Oden is a simple stew of a soy- and dashi-based broth filled to the brim with boiled eggs, fish cakes, tofu, daikon, and other vegetables and ingredients. Just like so many dishes, the contents of a pot of oden can vary depending on a chef’s taste and the region in which it’s prepared.
Because of how warming and filling it is, oden is typically associated with winter and being a cold weather comfort food; its dashi base and the mixture of contents gives it a hardy umami flavor perfect for when the air is frigid and you’re hungry after a long day.
Oden is commonly found at food stalls while also being quite simple to prepare at home.
The most complicated part is really just preparing any contents, which mostly is just easy steps like cutting tofu and similarly basic tasks. From there, the dashi broth is brought to a simmer, the other ingredients dropped in and cooked for around a half an hour — other than fish cakes or, if you choose to include it, mochi, as these two things would overcook otherwise — and then take off heat and let sit for an hour or more. Like most simmered dishes, the longer it sits, the more the ingredients will soak up that umami taste from the broth.

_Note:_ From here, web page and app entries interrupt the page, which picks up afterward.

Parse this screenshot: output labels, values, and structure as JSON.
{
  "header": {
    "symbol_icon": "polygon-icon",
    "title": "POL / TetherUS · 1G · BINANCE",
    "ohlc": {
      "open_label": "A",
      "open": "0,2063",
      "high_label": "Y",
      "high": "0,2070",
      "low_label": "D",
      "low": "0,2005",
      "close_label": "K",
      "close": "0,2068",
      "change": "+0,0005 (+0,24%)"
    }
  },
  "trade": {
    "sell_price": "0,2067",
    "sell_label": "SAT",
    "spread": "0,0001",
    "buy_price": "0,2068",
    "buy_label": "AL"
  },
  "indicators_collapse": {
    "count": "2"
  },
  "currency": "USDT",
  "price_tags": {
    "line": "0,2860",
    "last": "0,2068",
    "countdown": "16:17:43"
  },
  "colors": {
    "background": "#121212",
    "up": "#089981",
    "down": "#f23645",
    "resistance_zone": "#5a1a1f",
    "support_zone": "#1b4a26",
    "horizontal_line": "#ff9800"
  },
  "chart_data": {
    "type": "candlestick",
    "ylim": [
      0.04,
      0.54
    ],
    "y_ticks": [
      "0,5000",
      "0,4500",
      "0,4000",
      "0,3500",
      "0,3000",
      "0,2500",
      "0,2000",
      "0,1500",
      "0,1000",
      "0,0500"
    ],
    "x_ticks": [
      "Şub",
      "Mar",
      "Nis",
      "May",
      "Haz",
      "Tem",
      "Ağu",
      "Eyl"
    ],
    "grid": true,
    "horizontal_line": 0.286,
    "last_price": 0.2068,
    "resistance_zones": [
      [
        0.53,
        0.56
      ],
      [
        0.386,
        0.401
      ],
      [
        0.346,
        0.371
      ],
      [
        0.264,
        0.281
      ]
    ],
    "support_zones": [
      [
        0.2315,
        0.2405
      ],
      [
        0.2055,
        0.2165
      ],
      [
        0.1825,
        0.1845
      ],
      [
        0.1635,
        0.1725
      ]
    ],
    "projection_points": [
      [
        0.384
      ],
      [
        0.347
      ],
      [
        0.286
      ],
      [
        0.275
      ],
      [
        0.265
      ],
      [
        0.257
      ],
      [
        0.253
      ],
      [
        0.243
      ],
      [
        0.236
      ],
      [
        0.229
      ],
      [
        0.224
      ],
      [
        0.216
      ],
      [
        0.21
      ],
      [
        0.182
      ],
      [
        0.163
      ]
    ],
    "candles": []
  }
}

Then whenever you’re ready to serve, heat up again and you’re good to go!
While you can make your own broth from scratch, you can also use oden seasoning mix that you can find in our grocery aisles. Another easy way to enjoy oden is to purchase oden sets that include a variety of fish cakes and broth from our seafood department.